The north side of the house is marked by an asymmetrical fenestration with paired single-pane sash windows topped by segmental concrete block arches.  The foundation wall is pierced by three-pane windows. Located on the roof is a gabled dormer pierced by a pointed arch sash window.  The west (rear) facade is largely covered by the single-story one-room plan kitchen wing also covered by a slate hip roof. The red mortar extends around the back of the main block, but was not used in the construction of the kitchen wing. Extending from the south side of the kitchen is a frame shed-roofed addition covered with narrow vertical beaded boards.  The south side of the main block is also defined by an asymmetrical elevation with the porch covering the entire first floor. A side door topped by a single-pane transom is flanked by paired single-pane sash windows. Centered on the roof is a gabled dormer.

The interior of the house has not: changed significantly since the early twentieth century. The first floor is divided into a four-room plan with the quarter-turn stair located in the northwest corner of the hall. A large square newel post and turned balusters support a molded handrail. The stringer is molded as well. South of the stair hall is the front parlor, which is entered through a large opening flanked by tapered posts. A small round arched opening leads under the stair to the dining room. Six-panel doors framed by simple classical surrounds provide access to each room, however large pocket doors divide the front and rear parlors.
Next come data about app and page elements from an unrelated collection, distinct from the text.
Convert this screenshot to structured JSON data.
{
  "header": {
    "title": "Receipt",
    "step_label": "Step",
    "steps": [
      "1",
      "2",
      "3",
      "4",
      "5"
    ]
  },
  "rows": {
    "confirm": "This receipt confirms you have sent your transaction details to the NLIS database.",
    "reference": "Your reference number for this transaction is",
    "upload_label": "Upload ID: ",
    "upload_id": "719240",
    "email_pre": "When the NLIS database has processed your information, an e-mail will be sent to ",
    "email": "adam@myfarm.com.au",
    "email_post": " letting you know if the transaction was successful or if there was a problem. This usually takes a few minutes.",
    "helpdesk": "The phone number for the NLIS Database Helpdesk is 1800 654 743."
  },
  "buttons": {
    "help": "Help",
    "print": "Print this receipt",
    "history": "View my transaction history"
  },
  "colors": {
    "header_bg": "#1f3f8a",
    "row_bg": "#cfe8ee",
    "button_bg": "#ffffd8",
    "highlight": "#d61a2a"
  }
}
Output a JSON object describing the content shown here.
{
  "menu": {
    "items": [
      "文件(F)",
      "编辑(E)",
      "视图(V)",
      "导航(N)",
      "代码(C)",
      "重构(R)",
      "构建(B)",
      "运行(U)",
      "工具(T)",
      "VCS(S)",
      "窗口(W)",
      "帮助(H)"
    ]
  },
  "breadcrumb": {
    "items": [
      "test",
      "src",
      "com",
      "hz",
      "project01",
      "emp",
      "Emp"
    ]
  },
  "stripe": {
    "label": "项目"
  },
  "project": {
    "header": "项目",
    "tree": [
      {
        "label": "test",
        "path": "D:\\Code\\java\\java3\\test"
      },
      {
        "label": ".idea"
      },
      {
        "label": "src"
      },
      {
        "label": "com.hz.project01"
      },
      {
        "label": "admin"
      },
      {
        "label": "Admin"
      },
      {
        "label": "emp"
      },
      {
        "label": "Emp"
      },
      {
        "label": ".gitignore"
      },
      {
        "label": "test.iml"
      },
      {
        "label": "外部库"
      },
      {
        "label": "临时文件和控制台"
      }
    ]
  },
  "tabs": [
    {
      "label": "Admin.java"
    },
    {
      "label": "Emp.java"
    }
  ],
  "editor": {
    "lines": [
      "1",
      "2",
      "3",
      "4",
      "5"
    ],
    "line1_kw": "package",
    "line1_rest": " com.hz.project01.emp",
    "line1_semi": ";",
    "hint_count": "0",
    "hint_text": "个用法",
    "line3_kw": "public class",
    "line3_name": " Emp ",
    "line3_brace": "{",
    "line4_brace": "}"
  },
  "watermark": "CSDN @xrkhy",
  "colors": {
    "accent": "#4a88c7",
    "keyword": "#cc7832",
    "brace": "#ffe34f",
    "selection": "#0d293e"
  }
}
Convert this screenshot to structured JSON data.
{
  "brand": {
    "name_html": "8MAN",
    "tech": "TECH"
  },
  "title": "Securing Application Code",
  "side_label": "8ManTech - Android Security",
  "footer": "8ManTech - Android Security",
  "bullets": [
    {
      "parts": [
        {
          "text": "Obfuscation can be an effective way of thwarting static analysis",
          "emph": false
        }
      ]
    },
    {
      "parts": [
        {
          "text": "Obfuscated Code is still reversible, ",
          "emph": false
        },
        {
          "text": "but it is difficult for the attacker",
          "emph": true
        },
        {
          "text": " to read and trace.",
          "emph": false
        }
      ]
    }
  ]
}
Located in the northwest corner of the rear parlor is a molded concrete mantel executed in reddish mortar like the house exterior.  The mantel has molded pilasters which rise to a molded frieze and mantel shelf.

The first floor rooms are also fitted with original interior shutters and hardware.  The second floor is divided into four bedrooms that open off a center hall.  Six-panel doors are framed by simple classical surrounds. The bathroom, located on the north side of the hall, is distinguished by a original tile floor.

Located in the back yard is a single bay frame garage and what appears to be an old wooden water tank that has been removed from its stand and covered with a roof. The vertical wood ribs are secured with round iron rings.  A door and window have been cut through the wall.

The Harry Groton house is a fine example of early twentieth century design. The rusticated concrete blocks were given highlighted with reddish-brown mortar, and the windows were topped by segmental arches. Patterned slate covers the main roof as well as the kitchen, porch, and dormers. Well-designed features including the tapered post front porch and the bracketed cornice add further interest to the four-room plan dwelling. Inside the house has not been significantly altered since its construction. Oak woodwork is accented by plaster walls. One of the most unusual features is the concrete block mantel in the southwest room that was laid with reddish-brown mortar as well. Lawrence Adshead is remembered as the mason that executed the work.